Supporters say the money would be used on existing health and stop-smoking programs and would raise $735 million.
Supporters of Prop 29 include health care providers, Mayor Antonio Villaraigosa and people like cancer survivor and Tour de France champion Lance Armstrong.
"This has in many ways become a political issue, and for the first time in my life, for the first time in my life as a cancer survivor, we're learning that, but we're on the right side," said Armstrong.
The opponents of Prop 29 agree that fighting cancer is the right thing to do. But they don't believe that a massive tax hike is the right way to do it, even if it only targets the people who use the cigarettes.
David Spady is state director of a taxpayers association called Americans for Prosperity.
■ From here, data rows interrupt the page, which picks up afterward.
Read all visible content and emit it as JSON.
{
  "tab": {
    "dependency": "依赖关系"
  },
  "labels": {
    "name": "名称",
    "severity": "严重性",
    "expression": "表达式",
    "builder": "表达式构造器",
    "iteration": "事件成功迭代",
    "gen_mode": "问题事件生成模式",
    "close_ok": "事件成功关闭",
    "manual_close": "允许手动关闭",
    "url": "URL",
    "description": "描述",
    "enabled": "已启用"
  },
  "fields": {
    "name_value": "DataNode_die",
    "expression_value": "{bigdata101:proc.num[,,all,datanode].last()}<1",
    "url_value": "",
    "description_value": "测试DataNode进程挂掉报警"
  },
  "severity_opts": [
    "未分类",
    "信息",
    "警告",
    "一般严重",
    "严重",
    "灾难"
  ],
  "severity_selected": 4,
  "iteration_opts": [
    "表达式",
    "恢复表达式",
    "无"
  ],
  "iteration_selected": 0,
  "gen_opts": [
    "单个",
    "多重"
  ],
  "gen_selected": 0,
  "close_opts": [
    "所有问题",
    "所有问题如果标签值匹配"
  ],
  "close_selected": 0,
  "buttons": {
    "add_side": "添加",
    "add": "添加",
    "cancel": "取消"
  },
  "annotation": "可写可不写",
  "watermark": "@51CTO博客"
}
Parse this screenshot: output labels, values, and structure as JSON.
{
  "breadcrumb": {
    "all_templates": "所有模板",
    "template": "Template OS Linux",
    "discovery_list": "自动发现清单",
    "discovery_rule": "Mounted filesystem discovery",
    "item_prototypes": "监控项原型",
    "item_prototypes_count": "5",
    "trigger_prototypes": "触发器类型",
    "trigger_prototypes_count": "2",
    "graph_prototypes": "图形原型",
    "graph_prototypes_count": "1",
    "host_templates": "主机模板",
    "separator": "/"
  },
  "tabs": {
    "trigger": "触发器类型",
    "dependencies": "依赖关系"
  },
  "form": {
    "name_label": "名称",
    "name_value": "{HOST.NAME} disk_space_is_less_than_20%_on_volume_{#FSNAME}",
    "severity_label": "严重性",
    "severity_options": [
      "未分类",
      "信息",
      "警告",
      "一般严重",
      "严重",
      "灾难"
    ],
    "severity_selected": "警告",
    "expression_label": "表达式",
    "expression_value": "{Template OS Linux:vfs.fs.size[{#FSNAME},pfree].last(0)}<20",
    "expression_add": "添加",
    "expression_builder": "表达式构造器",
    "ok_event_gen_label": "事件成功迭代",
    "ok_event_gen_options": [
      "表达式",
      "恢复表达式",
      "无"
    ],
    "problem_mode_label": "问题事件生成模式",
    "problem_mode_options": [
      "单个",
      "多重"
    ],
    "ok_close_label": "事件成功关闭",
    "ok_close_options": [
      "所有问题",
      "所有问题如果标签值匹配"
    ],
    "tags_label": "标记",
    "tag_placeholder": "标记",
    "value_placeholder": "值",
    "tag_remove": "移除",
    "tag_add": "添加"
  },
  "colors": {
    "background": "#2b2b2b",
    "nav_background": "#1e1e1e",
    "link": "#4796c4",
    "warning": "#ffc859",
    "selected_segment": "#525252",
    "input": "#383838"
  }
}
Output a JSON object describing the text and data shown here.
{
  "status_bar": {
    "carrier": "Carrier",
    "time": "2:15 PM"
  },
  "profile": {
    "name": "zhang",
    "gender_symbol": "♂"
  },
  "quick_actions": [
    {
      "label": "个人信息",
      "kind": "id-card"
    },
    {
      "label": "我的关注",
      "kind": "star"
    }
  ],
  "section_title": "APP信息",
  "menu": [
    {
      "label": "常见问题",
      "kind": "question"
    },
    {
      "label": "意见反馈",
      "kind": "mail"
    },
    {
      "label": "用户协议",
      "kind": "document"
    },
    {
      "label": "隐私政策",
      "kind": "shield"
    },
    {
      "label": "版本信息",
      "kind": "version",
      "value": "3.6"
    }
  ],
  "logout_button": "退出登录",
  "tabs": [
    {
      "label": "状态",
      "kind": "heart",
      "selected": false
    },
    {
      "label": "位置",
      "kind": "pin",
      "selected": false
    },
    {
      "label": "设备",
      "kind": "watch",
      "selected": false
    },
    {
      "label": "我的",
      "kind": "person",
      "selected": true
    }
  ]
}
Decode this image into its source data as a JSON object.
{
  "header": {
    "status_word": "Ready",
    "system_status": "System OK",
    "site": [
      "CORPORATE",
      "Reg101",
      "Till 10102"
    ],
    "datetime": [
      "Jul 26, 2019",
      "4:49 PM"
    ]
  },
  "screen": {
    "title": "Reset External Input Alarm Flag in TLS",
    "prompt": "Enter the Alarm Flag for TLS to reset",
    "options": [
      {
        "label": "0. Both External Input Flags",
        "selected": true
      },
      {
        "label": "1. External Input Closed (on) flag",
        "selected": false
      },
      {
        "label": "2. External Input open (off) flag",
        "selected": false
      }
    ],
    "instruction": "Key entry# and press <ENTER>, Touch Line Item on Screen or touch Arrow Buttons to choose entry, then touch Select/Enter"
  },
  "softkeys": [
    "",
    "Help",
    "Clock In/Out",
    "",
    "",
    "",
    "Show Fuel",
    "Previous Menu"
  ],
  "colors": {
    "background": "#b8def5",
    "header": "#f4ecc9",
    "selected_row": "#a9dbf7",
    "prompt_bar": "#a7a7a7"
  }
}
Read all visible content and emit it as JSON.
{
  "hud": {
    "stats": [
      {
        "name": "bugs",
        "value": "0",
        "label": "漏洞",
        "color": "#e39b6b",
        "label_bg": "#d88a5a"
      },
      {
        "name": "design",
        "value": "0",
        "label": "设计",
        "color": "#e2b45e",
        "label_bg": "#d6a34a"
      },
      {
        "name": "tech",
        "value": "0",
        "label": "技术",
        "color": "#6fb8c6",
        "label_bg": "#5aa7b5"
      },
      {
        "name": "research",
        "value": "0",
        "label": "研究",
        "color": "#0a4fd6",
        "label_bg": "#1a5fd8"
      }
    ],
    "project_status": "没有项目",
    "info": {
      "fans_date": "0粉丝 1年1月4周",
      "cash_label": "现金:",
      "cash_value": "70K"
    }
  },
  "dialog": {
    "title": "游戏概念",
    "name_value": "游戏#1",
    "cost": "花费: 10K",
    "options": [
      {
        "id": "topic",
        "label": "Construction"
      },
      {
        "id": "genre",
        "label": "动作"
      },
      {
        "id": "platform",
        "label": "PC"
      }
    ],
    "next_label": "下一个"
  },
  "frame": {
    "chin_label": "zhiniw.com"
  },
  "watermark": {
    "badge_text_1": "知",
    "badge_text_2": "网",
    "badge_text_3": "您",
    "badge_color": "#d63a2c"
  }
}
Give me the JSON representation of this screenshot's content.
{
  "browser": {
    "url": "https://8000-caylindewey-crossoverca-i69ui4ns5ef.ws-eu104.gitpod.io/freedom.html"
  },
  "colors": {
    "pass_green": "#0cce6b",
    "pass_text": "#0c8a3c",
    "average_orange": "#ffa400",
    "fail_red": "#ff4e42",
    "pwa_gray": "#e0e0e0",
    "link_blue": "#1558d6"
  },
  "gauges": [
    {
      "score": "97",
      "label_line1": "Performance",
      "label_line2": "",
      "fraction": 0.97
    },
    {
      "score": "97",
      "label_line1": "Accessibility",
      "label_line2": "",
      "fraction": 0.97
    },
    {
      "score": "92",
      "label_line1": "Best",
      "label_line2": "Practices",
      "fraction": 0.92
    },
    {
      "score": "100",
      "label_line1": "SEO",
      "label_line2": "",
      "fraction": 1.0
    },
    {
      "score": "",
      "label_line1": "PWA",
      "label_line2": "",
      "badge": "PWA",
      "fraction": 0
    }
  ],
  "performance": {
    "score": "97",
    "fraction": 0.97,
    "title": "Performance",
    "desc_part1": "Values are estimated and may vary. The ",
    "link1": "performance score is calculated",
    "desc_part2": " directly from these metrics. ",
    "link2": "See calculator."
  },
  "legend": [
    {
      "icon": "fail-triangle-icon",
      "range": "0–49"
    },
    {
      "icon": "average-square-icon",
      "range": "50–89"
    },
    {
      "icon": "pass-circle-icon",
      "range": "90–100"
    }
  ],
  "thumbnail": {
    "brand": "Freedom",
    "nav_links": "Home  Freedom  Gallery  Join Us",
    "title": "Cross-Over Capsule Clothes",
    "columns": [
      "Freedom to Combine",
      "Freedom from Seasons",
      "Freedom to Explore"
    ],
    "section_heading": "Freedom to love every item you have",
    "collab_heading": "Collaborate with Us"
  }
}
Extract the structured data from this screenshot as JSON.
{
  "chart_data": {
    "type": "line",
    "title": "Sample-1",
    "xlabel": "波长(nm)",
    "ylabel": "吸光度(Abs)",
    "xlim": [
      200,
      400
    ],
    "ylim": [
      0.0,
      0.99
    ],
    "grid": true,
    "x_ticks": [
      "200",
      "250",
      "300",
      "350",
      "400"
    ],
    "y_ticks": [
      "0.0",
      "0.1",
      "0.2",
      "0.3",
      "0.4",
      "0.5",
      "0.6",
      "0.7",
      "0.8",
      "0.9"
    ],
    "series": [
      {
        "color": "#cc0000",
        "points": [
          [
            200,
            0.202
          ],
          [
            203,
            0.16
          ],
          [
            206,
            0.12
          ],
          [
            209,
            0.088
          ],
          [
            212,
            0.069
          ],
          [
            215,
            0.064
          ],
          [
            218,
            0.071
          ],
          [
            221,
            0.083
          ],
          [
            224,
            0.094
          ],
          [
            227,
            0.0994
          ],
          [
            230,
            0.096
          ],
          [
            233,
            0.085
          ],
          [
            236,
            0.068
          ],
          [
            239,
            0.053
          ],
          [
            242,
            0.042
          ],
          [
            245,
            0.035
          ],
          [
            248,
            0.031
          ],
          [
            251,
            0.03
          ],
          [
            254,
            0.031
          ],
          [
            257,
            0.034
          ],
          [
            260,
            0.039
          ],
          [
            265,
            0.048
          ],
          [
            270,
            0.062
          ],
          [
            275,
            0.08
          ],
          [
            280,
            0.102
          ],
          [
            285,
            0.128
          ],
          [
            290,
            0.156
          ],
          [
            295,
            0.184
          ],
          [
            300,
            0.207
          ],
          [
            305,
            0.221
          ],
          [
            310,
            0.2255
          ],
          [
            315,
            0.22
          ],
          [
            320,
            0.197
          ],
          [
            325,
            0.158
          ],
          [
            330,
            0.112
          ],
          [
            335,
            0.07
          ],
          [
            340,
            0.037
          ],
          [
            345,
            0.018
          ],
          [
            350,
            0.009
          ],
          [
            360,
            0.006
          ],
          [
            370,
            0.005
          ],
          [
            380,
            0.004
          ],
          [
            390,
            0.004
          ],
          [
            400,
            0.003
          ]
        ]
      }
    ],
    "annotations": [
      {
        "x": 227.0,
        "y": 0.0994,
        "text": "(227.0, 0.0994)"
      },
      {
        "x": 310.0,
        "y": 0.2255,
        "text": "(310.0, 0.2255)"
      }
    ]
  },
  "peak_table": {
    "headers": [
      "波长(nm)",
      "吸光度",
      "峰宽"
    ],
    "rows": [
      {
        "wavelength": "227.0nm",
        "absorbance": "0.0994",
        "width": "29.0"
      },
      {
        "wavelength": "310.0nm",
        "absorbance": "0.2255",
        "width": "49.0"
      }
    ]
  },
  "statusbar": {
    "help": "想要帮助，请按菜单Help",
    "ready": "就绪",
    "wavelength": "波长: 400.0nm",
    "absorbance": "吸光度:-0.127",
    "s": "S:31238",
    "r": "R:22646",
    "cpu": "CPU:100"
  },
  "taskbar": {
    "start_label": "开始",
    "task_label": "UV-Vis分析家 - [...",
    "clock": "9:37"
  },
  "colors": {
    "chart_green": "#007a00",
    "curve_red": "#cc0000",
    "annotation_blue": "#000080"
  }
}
The association, along with the tobacco industry, is spending millions to defeat Prop 29, and much of their investment can be seen on television with anti-Prop 29 ads.
"There's nothing that mandates this money stay in California or even in the country, this money can be spent on cancer research anywhere in the country or outside the country," said Spady.
Supporters of the tax strongly disagree, and say the word California is inserted throughout Prop 29.
The tobacco industry has spent about $40 million so far to defeat Prop 29, but if it passes it will take effect in the fall.